19. That the prosecution would have been able to prove if evidence had been produced that there was at least one employee who had been continuously in service for a period of one year when Para. 26 commenced to operate or had worked for not less than 240 days during a period of twelve months or less in the establishment before that date. Of that, the prosecution produced no evidence. The Inspector himself had no personal knowledge that there was any such employee who could claim membership or was bound to become a member in that way. He gave evidence that his knowledge on that matter was what he derived from Ex. 12 which was a report made by him in consequence of an enquiry which he made and to which accused 2 affixed his signature. What is stated in that report is that there were at least three persons who were working in the factory from year 1957. So it was that Sri Jagannatha Shetti Constructed the argument that it was completely established by Ex. 12 that there were at least three employees who had worked continuously for a period of a year before Para. 26 came into force and that all those three persons were entitled to become or could be required to become members of the provident fund from 1 February 1960, and that accused 1 was therefore under a duty to make a contribution to the provident fund for at least the months of February and March 1960.
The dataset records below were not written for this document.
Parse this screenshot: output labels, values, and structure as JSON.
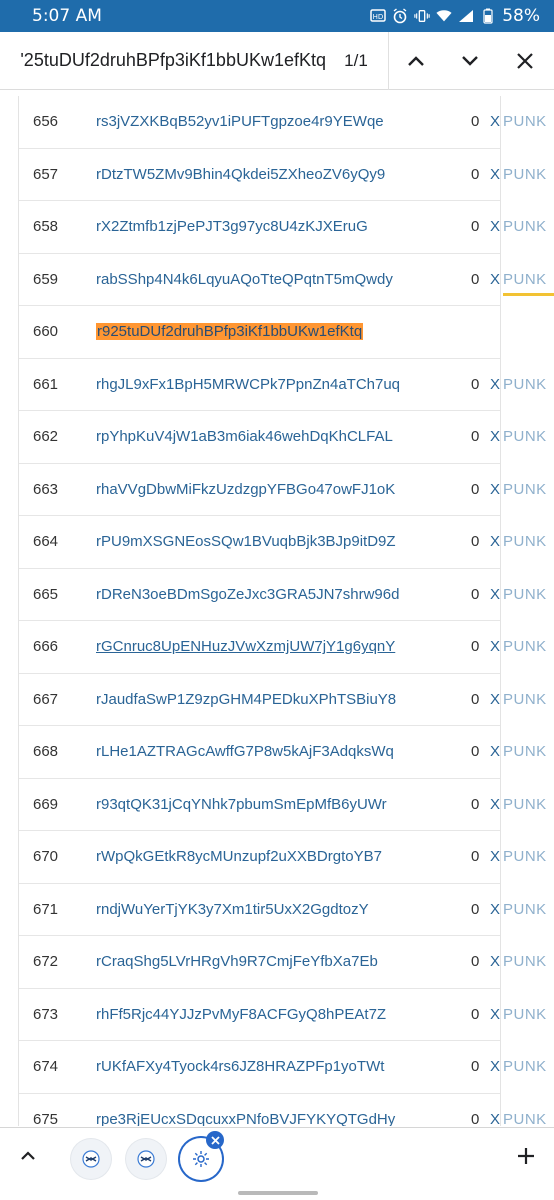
{
  "status_bar": {
    "time": "5:07 AM",
    "battery": "58%",
    "icons": [
      "cast-icon",
      "alarm-icon",
      "vibrate-icon",
      "wifi-icon",
      "signal-icon",
      "battery-icon"
    ]
  },
  "find_bar": {
    "query": "r925tuDUf2druhBPfp3iKf1bbUKw1efKtq",
    "visible_query": "'25tuDUf2druhBPfp3iKf1bbUKw1efKtq",
    "match_count": "1/1"
  },
  "table": {
    "rows": [
      {
        "num": "656",
        "addr": "rs3jVZXKBqB52yv1iPUFTgpzoe4r9YEWqe",
        "amount": "0",
        "currency": "X"
      },
      {
        "num": "657",
        "addr": "rDtzTW5ZMv9Bhin4Qkdei5ZXheoZV6yQy9",
        "amount": "0",
        "currency": "X"
      },
      {
        "num": "658",
        "addr": "rX2Ztmfb1zjPePJT3g97yc8U4zKJXEruG",
        "amount": "0",
        "currency": "X"
      },
      {
        "num": "659",
        "addr": "rabSShp4N4k6LqyuAQoTteQPqtnT5mQwdy",
        "amount": "0",
        "currency": "X"
      },
      {
        "num": "660",
        "addr": "r925tuDUf2druhBPfp3iKf1bbUKw1efKtq",
        "amount": "",
        "currency": ""
      },
      {
        "num": "661",
        "addr": "rhgJL9xFx1BpH5MRWCPk7PpnZn4aTCh7uq",
        "amount": "0",
        "currency": "X"
      },
      {
        "num": "662",
        "addr": "rpYhpKuV4jW1aB3m6iak46wehDqKhCLFAL",
        "amount": "0",
        "currency": "X"
      },
      {
        "num": "663",
        "addr": "rhaVVgDbwMiFkzUzdzgpYFBGo47owFJ1oK",
        "amount": "0",
        "currency": "X"
      },
      {
        "num": "664",
        "addr": "rPU9mXSGNEosSQw1BVuqbBjk3BJp9itD9Z",
        "amount": "0",
        "currency": "X"
      },
      {
        "num": "665",
        "addr": "rDReN3oeBDmSgoZeJxc3GRA5JN7shrw96d",
        "amount": "0",
        "currency": "X"
      },
      {
        "num": "666",
        "addr": "rGCnruc8UpENHuzJVwXzmjUW7jY1g6yqnY",
        "amount": "0",
        "currency": "X"
      },
      {
        "num": "667",
        "addr": "rJaudfaSwP1Z9zpGHM4PEDkuXPhTSBiuY8",
        "amount": "0",
        "currency": "X"
      },
      {
        "num": "668",
        "addr": "rLHe1AZTRAGcAwffG7P8w5kAjF3AdqksWq",
        "amount": "0",
        "currency": "X"
      },
      {
        "num": "669",
        "addr": "r93qtQK31jCqYNhk7pbumSmEpMfB6yUWr",
        "amount": "0",
        "currency": "X"
      },
      {
        "num": "670",
        "addr": "rWpQkGEtkR8ycMUnzupf2uXXBDrgtoYB7",
        "amount": "0",
        "currency": "X"
      },
      {
        "num": "671",
        "addr": "rndjWuYerTjYK3y7Xm1tir5UxX2GgdtozY",
        "amount": "0",
        "currency": "X"
      },
      {
        "num": "672",
        "addr": "rCraqShg5LVrHRgVh9R7CmjFeYfbXa7Eb",
        "amount": "0",
        "currency": "X"
      },
      {
        "num": "673",
        "addr": "rhFf5Rjc44YJJzPvMyF8ACFGyQ8hPEAt7Z",
        "amount": "0",
        "currency": "X"
      },
      {
        "num": "674",
        "addr": "rUKfAFXy4Tyock4rs6JZ8HRAZPFp1yoTWt",
        "amount": "0",
        "currency": "X"
      },
      {
        "num": "675",
        "addr": "rpe3RjEUcxSDqcuxxPNfoBVJFYKYQTGdHy",
        "amount": "0",
        "currency": "X"
      }
    ],
    "overflow_label": "PUNK",
    "highlighted_index": 4,
    "underlined_index": 10
  },
  "colors": {
    "status_bar_bg": "#1f6cab",
    "link": "#2a6496",
    "highlight": "#ff9632",
    "active_tab_ring": "#2767c9"
  },
  "tab_bar": {
    "icons": [
      "scroll-up-icon",
      "xrpscan-tab-icon",
      "xrpscan-tab-icon",
      "gear-tab-icon",
      "close-tab-icon",
      "add-tab-icon"
    ]
  }
}
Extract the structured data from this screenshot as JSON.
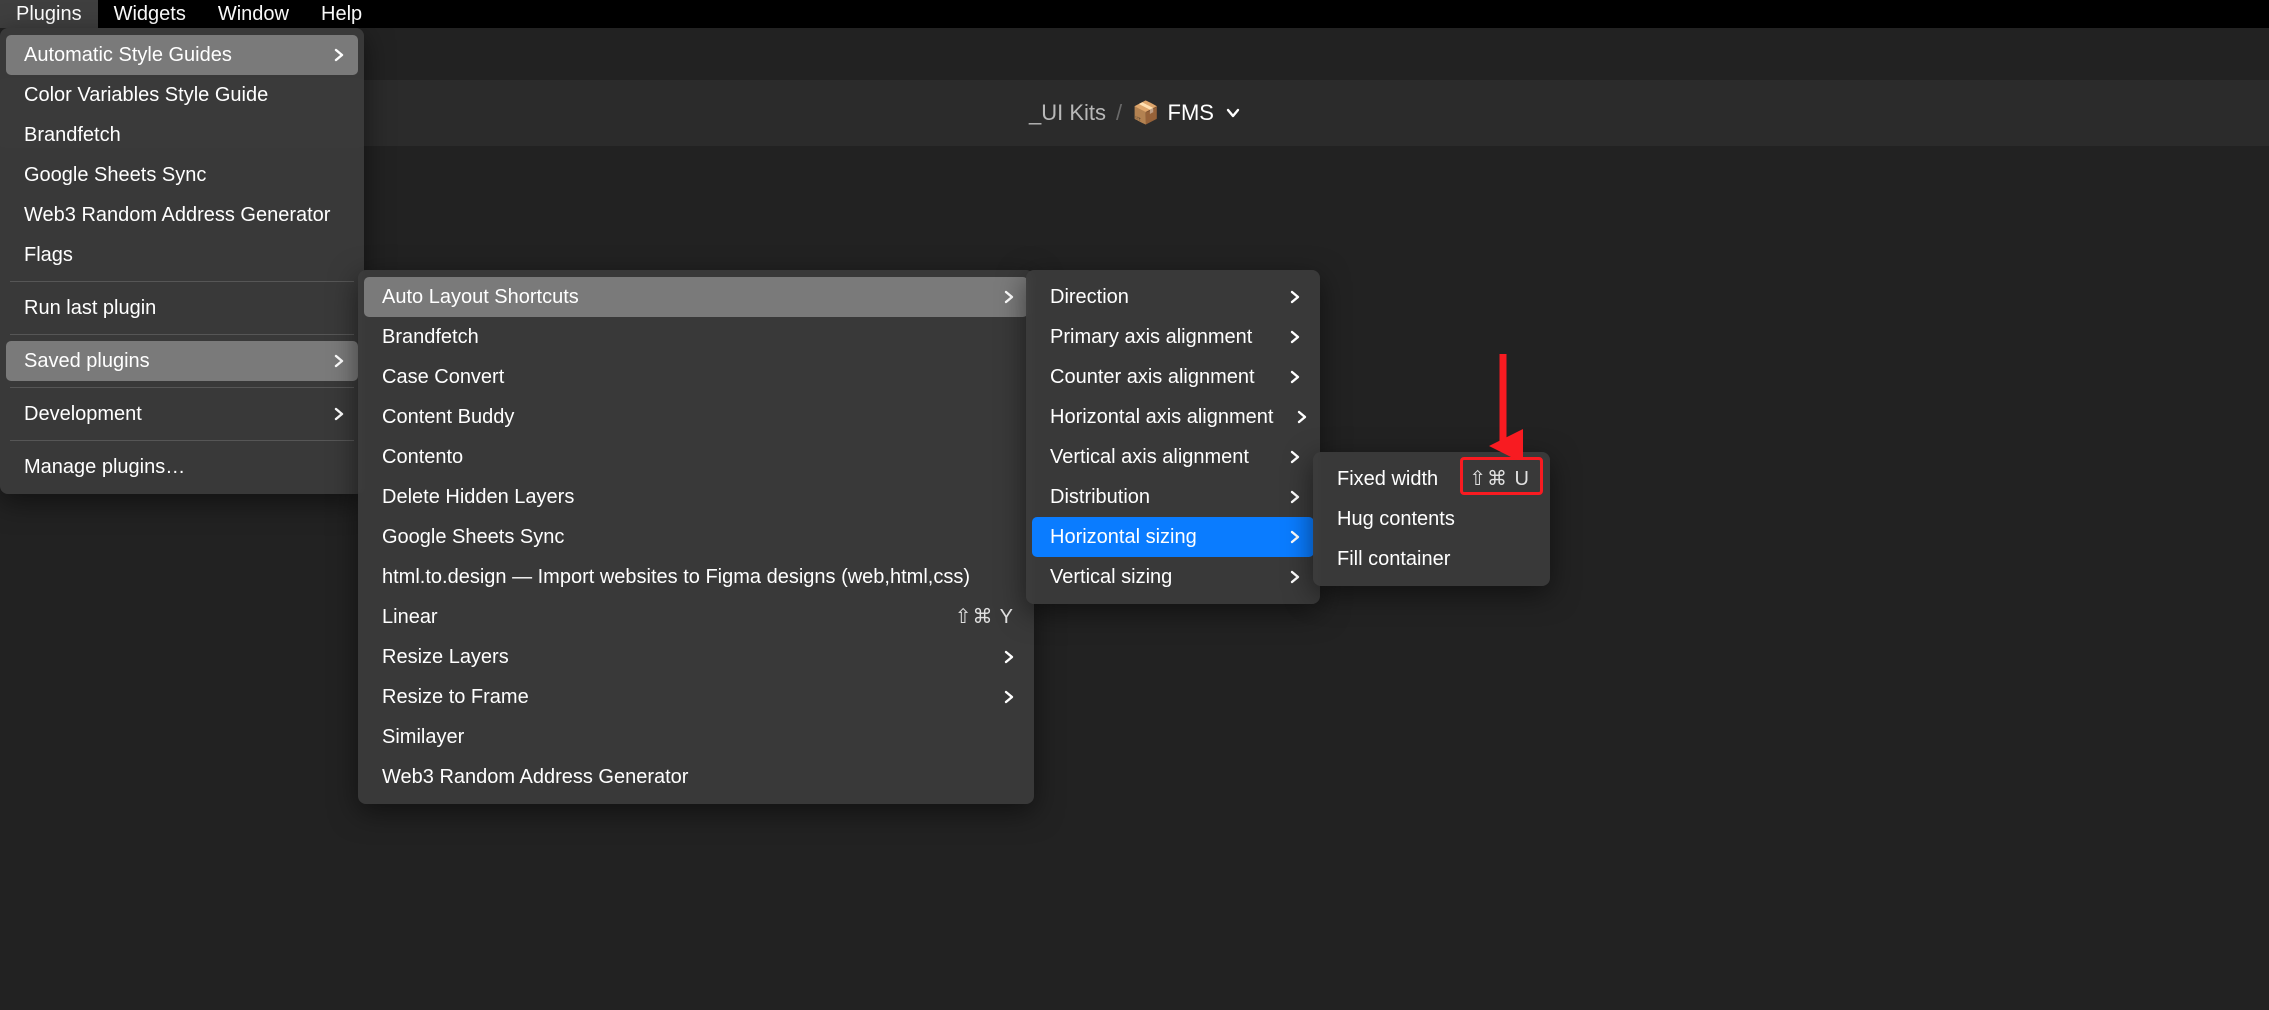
{
  "menubar": {
    "plugins": "Plugins",
    "widgets": "Widgets",
    "window": "Window",
    "help": "Help"
  },
  "breadcrumb": {
    "parent": "_UI Kits",
    "sep": "/",
    "emoji": "📦",
    "name": "FMS"
  },
  "plugins_menu": {
    "items": [
      "Automatic Style Guides",
      "Color Variables Style Guide",
      "Brandfetch",
      "Google Sheets Sync",
      "Web3 Random Address Generator",
      "Flags"
    ],
    "run_last": "Run last plugin",
    "saved": "Saved plugins",
    "development": "Development",
    "manage": "Manage plugins…"
  },
  "saved_menu": {
    "items": [
      "Auto Layout Shortcuts",
      "Brandfetch",
      "Case Convert",
      "Content Buddy",
      "Contento",
      "Delete Hidden Layers",
      "Google Sheets Sync",
      "html.to.design — Import websites to Figma designs (web,html,css)",
      "Linear",
      "Resize Layers",
      "Resize to Frame",
      "Similayer",
      "Web3 Random Address Generator"
    ],
    "linear_shortcut": "⇧⌘ Y"
  },
  "als_menu": {
    "items": [
      "Direction",
      "Primary axis alignment",
      "Counter axis alignment",
      "Horizontal axis alignment",
      "Vertical axis alignment",
      "Distribution",
      "Horizontal sizing",
      "Vertical sizing"
    ]
  },
  "horiz_menu": {
    "fixed": "Fixed width",
    "fixed_shortcut": "⇧⌘ U",
    "hug": "Hug contents",
    "fill": "Fill container"
  }
}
20. But the infirmity in this argument is that Ex. 12 does not state that any of those three employees to whom it refers worked continuously for a period of a year before Para. 26 came into force. Explanation 1 to Para. 26 explains what continuous service means and states that it means uninterrupted service although it includes service which is interrupted by sickness, accident, authorized leave and the like. So what was necessary for the prosecution to prove in these cases was that there was such uninterrupted service in the case of those three employees to which Ex. 12 refers. But Ex. 12 stated nothing about it. What it stated was that they were in service from 1957 without mentioning whether they were during the period subsequent to that year in uninterrupted service or whether they were not. We are disposed to accede to the argument maintained by Sri Shetti that the meaning of Ex. 12 states and those three employees were in continuous service. That is not what Ex. 12 states and we should not be justified in importing into Ex. 12 what is not contained therein or to overlook that the emphasis of Para. 26 is on continuous service.
21. We should therefore say that it is not proved that there was anyone in the employment of the establishment of accused 1 who was entitled or could be required to become a member of the provident fund at any point of time during the months of January, February and March 1960.
22. We take the view that by reason of there being no such employee, there was no duty on the part of accused 1 to furnish the return to which Para. 36 refers. The clear meaning of that paragraph is that the employer is under a duty to furnish the return to which it refers only if there be an employee who is entitled to or who could be required to become a member of the provident fund. If there be none, that paragraph creates no duty to furnish a return.
23. It is for these reasons that we should refuse to disturb the order of acquittal made by the Sessions Judge and not for those for which he made them.
24. We, therefore, dismiss these appeals.